◆ Your task
Reproduce all of the data that follows, character for character.

☆ ☆ ☆ ☆

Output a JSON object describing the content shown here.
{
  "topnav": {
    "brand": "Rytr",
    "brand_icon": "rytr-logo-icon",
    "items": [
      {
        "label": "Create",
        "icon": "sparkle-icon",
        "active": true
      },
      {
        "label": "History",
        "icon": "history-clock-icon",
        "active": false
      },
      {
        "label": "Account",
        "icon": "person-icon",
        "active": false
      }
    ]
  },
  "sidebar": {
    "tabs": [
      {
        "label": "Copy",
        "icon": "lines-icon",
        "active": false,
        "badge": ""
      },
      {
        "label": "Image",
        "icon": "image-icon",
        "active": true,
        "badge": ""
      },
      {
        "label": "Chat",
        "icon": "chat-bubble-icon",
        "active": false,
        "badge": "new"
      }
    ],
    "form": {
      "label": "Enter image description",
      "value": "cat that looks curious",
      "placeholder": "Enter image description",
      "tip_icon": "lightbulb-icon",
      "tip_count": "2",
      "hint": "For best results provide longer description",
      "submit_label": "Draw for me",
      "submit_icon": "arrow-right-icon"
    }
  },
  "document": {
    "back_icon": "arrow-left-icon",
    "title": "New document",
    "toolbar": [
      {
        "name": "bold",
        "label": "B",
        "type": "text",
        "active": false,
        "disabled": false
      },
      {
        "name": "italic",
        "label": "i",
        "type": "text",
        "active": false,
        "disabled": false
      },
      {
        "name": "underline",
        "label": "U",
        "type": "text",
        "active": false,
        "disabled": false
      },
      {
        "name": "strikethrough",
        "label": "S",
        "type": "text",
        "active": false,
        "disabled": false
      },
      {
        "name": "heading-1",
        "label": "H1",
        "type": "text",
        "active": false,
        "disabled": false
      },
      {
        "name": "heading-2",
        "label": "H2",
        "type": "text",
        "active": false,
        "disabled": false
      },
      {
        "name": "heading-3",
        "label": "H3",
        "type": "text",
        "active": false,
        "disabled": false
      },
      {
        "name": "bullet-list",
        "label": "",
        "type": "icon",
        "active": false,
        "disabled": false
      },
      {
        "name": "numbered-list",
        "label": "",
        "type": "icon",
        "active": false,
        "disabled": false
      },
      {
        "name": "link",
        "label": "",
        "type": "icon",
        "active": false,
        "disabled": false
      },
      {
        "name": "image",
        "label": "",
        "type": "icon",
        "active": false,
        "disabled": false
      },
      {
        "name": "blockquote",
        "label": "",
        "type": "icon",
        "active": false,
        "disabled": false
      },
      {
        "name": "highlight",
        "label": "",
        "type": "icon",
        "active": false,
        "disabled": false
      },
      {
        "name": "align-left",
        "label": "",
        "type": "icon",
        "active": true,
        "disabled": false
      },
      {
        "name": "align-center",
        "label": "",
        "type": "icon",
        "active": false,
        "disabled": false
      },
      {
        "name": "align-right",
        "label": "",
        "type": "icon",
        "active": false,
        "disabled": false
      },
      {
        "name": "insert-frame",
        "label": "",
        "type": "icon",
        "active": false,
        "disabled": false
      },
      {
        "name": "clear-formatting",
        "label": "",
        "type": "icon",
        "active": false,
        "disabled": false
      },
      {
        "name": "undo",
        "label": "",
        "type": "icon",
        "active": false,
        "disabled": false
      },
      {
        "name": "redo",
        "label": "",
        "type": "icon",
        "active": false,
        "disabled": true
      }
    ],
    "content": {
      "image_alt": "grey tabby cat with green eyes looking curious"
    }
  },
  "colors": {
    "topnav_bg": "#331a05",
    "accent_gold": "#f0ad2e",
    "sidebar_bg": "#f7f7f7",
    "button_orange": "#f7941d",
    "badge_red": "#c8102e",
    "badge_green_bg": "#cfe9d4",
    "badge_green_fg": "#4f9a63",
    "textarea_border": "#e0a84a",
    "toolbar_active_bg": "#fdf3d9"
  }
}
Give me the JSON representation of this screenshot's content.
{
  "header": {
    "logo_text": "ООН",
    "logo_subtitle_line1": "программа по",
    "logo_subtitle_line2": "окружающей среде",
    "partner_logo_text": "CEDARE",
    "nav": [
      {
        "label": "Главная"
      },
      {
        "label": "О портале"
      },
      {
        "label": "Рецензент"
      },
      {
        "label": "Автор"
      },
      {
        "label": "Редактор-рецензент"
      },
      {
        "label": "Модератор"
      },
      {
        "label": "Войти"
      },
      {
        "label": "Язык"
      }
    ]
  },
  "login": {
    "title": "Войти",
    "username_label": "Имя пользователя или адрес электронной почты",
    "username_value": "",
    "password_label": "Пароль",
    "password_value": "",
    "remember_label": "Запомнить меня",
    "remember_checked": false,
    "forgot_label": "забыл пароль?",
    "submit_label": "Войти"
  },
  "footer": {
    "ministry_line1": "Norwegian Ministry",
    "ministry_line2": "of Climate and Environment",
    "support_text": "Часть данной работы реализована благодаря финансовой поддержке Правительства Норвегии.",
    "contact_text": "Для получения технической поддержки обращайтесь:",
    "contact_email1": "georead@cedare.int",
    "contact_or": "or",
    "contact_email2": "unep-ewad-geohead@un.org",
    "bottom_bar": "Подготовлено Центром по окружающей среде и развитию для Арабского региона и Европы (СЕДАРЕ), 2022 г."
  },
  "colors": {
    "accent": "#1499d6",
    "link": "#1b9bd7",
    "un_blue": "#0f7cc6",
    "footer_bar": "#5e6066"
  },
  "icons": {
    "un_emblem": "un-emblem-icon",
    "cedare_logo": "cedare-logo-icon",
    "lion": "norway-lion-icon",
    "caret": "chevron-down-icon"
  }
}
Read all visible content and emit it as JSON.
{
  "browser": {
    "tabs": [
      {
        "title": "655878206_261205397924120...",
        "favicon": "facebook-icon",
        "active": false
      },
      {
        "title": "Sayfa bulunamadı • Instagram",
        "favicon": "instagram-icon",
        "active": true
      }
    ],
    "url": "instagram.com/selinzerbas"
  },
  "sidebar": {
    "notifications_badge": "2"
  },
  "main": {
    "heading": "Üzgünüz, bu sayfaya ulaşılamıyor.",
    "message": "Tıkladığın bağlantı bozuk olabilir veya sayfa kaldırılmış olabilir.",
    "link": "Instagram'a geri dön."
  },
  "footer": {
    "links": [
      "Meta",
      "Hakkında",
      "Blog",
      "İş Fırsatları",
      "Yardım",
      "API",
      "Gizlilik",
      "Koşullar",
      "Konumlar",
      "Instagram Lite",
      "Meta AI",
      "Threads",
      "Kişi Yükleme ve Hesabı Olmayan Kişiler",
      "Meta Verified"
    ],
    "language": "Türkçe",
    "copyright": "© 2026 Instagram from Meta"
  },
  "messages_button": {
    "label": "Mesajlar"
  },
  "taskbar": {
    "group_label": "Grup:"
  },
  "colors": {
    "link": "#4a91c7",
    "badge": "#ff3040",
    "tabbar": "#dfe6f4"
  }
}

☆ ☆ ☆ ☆

◆ Solution
Output a JSON object describing the content shown here.
{
  "topnav": {
    "brand": "Rytr",
    "brand_icon": "rytr-logo-icon",
    "items": [
      {
        "label": "Create",
        "icon": "sparkle-icon",
        "active": true
      },
      {
        "label": "History",
        "icon": "history-clock-icon",
        "active": false
      },
      {
        "label": "Account",
        "icon": "person-icon",
        "active": false
      }
    ]
  },
  "sidebar": {
    "tabs": [
      {
        "label": "Copy",
        "icon": "lines-icon",
        "active": false,
        "badge": ""
      },
      {
        "label": "Image",
        "icon": "image-icon",
        "active": true,
        "badge": ""
      },
      {
        "label": "Chat",
        "icon": "chat-bubble-icon",
        "active": false,
        "badge": "new"
      }
    ],
    "form": {
      "label": "Enter image description",
      "value": "cat that looks curious",
      "placeholder": "Enter image description",
      "tip_icon": "lightbulb-icon",
      "tip_count": "2",
      "hint": "For best results provide longer description",
      "submit_label": "Draw for me",
      "submit_icon": "arrow-right-icon"
    }
  },
  "document": {
    "back_icon": "arrow-left-icon",
    "title": "New document",
    "toolbar": [
      {
        "name": "bold",
        "label": "B",
        "type": "text",
        "active": false,
        "disabled": false
      },
      {
        "name": "italic",
        "label": "i",
        "type": "text",
        "active": false,
        "disabled": false
      },
      {
        "name": "underline",
        "label": "U",
        "type": "text",
        "active": false,
        "disabled": false
      },
      {
        "name": "strikethrough",
        "label": "S",
        "type": "text",
        "active": false,
        "disabled": false
      },
      {
        "name": "heading-1",
        "label": "H1",
        "type": "text",
        "active": false,
        "disabled": false
      },
      {
        "name": "heading-2",
        "label": "H2",
        "type": "text",
        "active": false,
        "disabled": false
      },
      {
        "name": "heading-3",
        "label": "H3",
        "type": "text",
        "active": false,
        "disabled": false
      },
      {
        "name": "bullet-list",
        "label": "",
        "type": "icon",
        "active": false,
        "disabled": false
      },
      {
        "name": "numbered-list",
        "label": "",
        "type": "icon",
        "active": false,
        "disabled": false
      },
      {
        "name": "link",
        "label": "",
        "type": "icon",
        "active": false,
        "disabled": false
      },
      {
        "name": "image",
        "label": "",
        "type": "icon",
        "active": false,
        "disabled": false
      },
      {
        "name": "blockquote",
        "label": "",
        "type": "icon",
        "active": false,
        "disabled": false
      },
      {
        "name": "highlight",
        "label": "",
        "type": "icon",
        "active": false,
        "disabled": false
      },
      {
        "name": "align-left",
        "label": "",
        "type": "icon",
        "active": true,
        "disabled": false
      },
      {
        "name": "align-center",
        "label": "",
        "type": "icon",
        "active": false,
        "disabled": false
      },
      {
        "name": "align-right",
        "label": "",
        "type": "icon",
        "active": false,
        "disabled": false
      },
      {
        "name": "insert-frame",
        "label": "",
        "type": "icon",
        "active": false,
        "disabled": false
      },
      {
        "name": "clear-formatting",
        "label": "",
        "type": "icon",
        "active": false,
        "disabled": false
      },
      {
        "name": "undo",
        "label": "",
        "type": "icon",
        "active": false,
        "disabled": false
      },
      {
        "name": "redo",
        "label": "",
        "type": "icon",
        "active": false,
        "disabled": true
      }
    ],
    "content": {
      "image_alt": "grey tabby cat with green eyes looking curious"
    }
  },
  "colors": {
    "topnav_bg": "#331a05",
    "accent_gold": "#f0ad2e",
    "sidebar_bg": "#f7f7f7",
    "button_orange": "#f7941d",
    "badge_red": "#c8102e",
    "badge_green_bg": "#cfe9d4",
    "badge_green_fg": "#4f9a63",
    "textarea_border": "#e0a84a",
    "toolbar_active_bg": "#fdf3d9"
  }
}
Give me the JSON representation of this screenshot's content.
{
  "header": {
    "logo_text": "ООН",
    "logo_subtitle_line1": "программа по",
    "logo_subtitle_line2": "окружающей среде",
    "partner_logo_text": "CEDARE",
    "nav": [
      {
        "label": "Главная"
      },
      {
        "label": "О портале"
      },
      {
        "label": "Рецензент"
      },
      {
        "label": "Автор"
      },
      {
        "label": "Редактор-рецензент"
      },
      {
        "label": "Модератор"
      },
      {
        "label": "Войти"
      },
      {
        "label": "Язык"
      }
    ]
  },
  "login": {
    "title": "Войти",
    "username_label": "Имя пользователя или адрес электронной почты",
    "username_value": "",
    "password_label": "Пароль",
    "password_value": "",
    "remember_label": "Запомнить меня",
    "remember_checked": false,
    "forgot_label": "забыл пароль?",
    "submit_label": "Войти"
  },
  "footer": {
    "ministry_line1": "Norwegian Ministry",
    "ministry_line2": "of Climate and Environment",
    "support_text": "Часть данной работы реализована благодаря финансовой поддержке Правительства Норвегии.",
    "contact_text": "Для получения технической поддержки обращайтесь:",
    "contact_email1": "georead@cedare.int",
    "contact_or": "or",
    "contact_email2": "unep-ewad-geohead@un.org",
    "bottom_bar": "Подготовлено Центром по окружающей среде и развитию для Арабского региона и Европы (СЕДАРЕ), 2022 г."
  },
  "colors": {
    "accent": "#1499d6",
    "link": "#1b9bd7",
    "un_blue": "#0f7cc6",
    "footer_bar": "#5e6066"
  },
  "icons": {
    "un_emblem": "un-emblem-icon",
    "cedare_logo": "cedare-logo-icon",
    "lion": "norway-lion-icon",
    "caret": "chevron-down-icon"
  }
}
Read all visible content and emit it as JSON.
{
  "browser": {
    "tabs": [
      {
        "title": "655878206_261205397924120...",
        "favicon": "facebook-icon",
        "active": false
      },
      {
        "title": "Sayfa bulunamadı • Instagram",
        "favicon": "instagram-icon",
        "active": true
      }
    ],
    "url": "instagram.com/selinzerbas"
  },
  "sidebar": {
    "notifications_badge": "2"
  },
  "main": {
    "heading": "Üzgünüz, bu sayfaya ulaşılamıyor.",
    "message": "Tıkladığın bağlantı bozuk olabilir veya sayfa kaldırılmış olabilir.",
    "link": "Instagram'a geri dön."
  },
  "footer": {
    "links": [
      "Meta",
      "Hakkında",
      "Blog",
      "İş Fırsatları",
      "Yardım",
      "API",
      "Gizlilik",
      "Koşullar",
      "Konumlar",
      "Instagram Lite",
      "Meta AI",
      "Threads",
      "Kişi Yükleme ve Hesabı Olmayan Kişiler",
      "Meta Verified"
    ],
    "language": "Türkçe",
    "copyright": "© 2026 Instagram from Meta"
  },
  "messages_button": {
    "label": "Mesajlar"
  },
  "taskbar": {
    "group_label": "Grup:"
  },
  "colors": {
    "link": "#4a91c7",
    "badge": "#ff3040",
    "tabbar": "#dfe6f4"
  }
}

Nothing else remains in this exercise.